This week it’s a hundred years since RMS Titanic sank on her maiden voyage. To commemorate the occasion, I’ve written a short romance set on board the ship. I’ve tried to capture the essence of the liner in my book, but what exactly is that essence? What is it that makes the Titanic so iconic, and why are we so fascinated by her story?
It seems to me that the Titanic represents the end of an age, that her sinking presaged the turmoil and change which the Great War brought about. The glamour of the Edwardian age, where position was by and large determined by the accident of birth, and power was wielded by a privileged few in a class system where everyone had their place and mostly stuck to it was, like the stately liner, about to disintegrate.

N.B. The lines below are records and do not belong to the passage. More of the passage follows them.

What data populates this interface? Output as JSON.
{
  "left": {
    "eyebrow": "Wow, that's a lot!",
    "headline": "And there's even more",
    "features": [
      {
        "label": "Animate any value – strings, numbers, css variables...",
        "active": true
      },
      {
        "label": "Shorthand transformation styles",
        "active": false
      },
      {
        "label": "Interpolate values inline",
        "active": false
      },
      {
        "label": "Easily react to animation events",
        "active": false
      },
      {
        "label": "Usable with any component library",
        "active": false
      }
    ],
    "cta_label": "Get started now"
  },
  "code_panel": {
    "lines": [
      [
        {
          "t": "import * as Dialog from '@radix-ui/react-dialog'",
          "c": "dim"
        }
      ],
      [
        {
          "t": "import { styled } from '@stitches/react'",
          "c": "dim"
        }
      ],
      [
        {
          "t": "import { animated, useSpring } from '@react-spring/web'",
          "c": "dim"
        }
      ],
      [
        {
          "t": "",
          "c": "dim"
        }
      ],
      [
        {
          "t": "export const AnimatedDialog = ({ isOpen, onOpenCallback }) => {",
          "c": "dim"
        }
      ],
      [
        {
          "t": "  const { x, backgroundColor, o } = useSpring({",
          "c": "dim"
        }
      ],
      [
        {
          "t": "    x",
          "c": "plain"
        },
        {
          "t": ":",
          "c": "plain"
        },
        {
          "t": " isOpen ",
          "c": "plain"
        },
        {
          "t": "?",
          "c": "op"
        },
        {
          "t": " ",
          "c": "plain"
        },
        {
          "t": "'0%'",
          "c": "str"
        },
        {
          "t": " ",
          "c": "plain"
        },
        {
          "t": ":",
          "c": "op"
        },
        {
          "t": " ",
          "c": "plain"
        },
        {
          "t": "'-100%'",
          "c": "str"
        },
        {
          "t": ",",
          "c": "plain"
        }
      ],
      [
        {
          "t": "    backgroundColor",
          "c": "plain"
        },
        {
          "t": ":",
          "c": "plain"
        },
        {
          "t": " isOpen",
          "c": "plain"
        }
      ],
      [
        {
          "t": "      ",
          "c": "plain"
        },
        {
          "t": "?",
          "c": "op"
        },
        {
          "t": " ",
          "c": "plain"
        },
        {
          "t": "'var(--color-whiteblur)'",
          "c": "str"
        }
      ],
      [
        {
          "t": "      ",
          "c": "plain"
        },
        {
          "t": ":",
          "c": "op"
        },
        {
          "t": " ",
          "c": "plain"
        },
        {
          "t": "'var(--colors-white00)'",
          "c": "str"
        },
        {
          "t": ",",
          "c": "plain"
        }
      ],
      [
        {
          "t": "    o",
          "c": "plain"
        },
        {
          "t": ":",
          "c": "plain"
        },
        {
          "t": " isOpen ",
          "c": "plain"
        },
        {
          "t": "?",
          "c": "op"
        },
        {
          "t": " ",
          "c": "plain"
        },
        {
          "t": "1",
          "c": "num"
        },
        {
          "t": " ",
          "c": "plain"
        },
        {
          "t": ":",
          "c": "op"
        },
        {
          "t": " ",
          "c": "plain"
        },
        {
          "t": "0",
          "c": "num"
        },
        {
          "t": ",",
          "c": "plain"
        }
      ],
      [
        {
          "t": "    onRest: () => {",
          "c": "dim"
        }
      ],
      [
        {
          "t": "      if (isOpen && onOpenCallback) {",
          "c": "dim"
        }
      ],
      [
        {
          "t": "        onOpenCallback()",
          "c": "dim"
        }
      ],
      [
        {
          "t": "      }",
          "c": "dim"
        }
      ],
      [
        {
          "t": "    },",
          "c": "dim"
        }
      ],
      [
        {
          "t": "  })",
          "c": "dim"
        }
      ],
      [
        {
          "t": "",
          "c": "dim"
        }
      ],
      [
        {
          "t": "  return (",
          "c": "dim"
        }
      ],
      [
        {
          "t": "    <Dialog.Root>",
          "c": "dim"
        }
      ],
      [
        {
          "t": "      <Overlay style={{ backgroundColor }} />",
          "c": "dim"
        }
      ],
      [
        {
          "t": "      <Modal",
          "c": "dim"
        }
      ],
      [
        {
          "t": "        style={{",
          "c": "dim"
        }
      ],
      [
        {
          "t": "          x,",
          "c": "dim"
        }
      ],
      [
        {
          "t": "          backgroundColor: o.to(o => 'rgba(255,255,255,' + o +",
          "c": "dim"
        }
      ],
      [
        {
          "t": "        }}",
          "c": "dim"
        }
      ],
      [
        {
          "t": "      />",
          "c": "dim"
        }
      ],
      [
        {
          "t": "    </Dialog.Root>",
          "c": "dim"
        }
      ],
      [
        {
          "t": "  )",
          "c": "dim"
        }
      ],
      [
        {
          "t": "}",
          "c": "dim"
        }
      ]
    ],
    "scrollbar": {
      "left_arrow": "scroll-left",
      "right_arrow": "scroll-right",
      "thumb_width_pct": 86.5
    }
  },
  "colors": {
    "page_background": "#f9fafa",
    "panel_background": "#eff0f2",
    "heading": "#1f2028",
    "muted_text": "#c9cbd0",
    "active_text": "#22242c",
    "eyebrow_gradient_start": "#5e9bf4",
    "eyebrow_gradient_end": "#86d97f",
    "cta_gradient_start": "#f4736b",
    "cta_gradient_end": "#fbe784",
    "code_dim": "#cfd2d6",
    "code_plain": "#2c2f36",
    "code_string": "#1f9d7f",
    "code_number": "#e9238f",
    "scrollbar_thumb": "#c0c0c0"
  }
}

For those passengers in first class at least, glamour was what the Titanic was all about – and if you paid the top price of almost £900 for a state room (compared to about £3 for a third class berth) then you had the right to expect it. Gates, doors and a host of ‘keep out’ signage made sure that those travelling first had exclusive use of the salons, reading rooms, smoking rooms and restaurants. For tea there was the Veranda Café or Palm Court. If the opulent dining room with its entrance at the foot of one of those legendary grand staircases wasn’t exclusive enough, then there was the Café Parisien, which impressed Lady Duff Gordon. ‘Fancy,’ she said, ‘strawberries in April, and in mid ocean. Why, you would think you were at the Ritz.’
First class passengers were monied and titled. They expected to be pampered, and the Titanic was equipped with a dedicated array of first class servants (who of course, had separate quarters from the those assigned to second and third class) to make sure that they were. Passengers were expected to dress appropriately for each social occasion. In her professional life, Lady Duff Gordon was the acclaimed fashion designer Lucille who, amongst other things, transformed corsetry, extending the silhouette and doing away with the whalebones and tight lacing of the Victorian age. Without doubt, Lady Duff Gordon’s wardrobe would have included morning gowns, tea gowns, walking gowns and evening gowns, peignoirs and capes, hats and gloves, and of course jewellery. When the Titanic began to sink, ladies bedecked in diamonds and rubies, emeralds and sapphires, their elaborate coiffure topped by millinery creations of wispy net and satin ribbons, were an incongruous sight on the boat deck in their bulky cork lifejackets.
The contrast between first, second and third class accommodation on board was stark and deliberate. The plain white china used in steerage was marked with the White Star Line’s logo to discourage theft. While first class passengers could bathe in their cabins, swim in the pool or take a Turkish Bath, and every cabin in second class had washing facilities, there were a meagre two baths for the nearly one thousand passengers in third. No cushions or carpets for steerage passengers either. Their ‘general room’ had tiled floors and hard wooden benches, for it was thought that upholstery would absorb the stench of the great unwashed.
Mind you, no matter what you paid for your ticket, if you were female you were banned from the smoking rooms. There’s a sexist bias to the survival statistics too. Almost every single one of the first class ladies made it, and half of those in steerage, but more than two thirds of the male passengers and crew perished.
A society in microcosm, the Titanic has often been labelled, and that’s what I wanted to show. Max, my hero, occupies stateroom A-20, which was actually where Lady Duff Gordon slept. Jennifer, my heroine, is one of the eighteen stewardesses on board. From the enclosed promenade deck where the fortunate few strolled protected from the elements, to the poop deck, where steerage passengers fought for space with cargo and bollards, I have tried to show both the ‘upstairs’ and the ‘downstairs’ of life on board the Titanic at the end of an era.
I’d love to know if you think I’ve succeeded. Titanic: A Date with Destiny is available to buy now in the UK. It's also out as a free on-line read on the Harlequin website here, and you can join in the debate with myself and other readers here.
There’s excerpts, background and more about my books on www.margueritekaye.com. I’m always happy to chat on Facebook or Twitter. And if you want to see the ideas and inspiration behind some of my stories, including Titanic: A Date with Destiny, then check out my boards on Pinterest.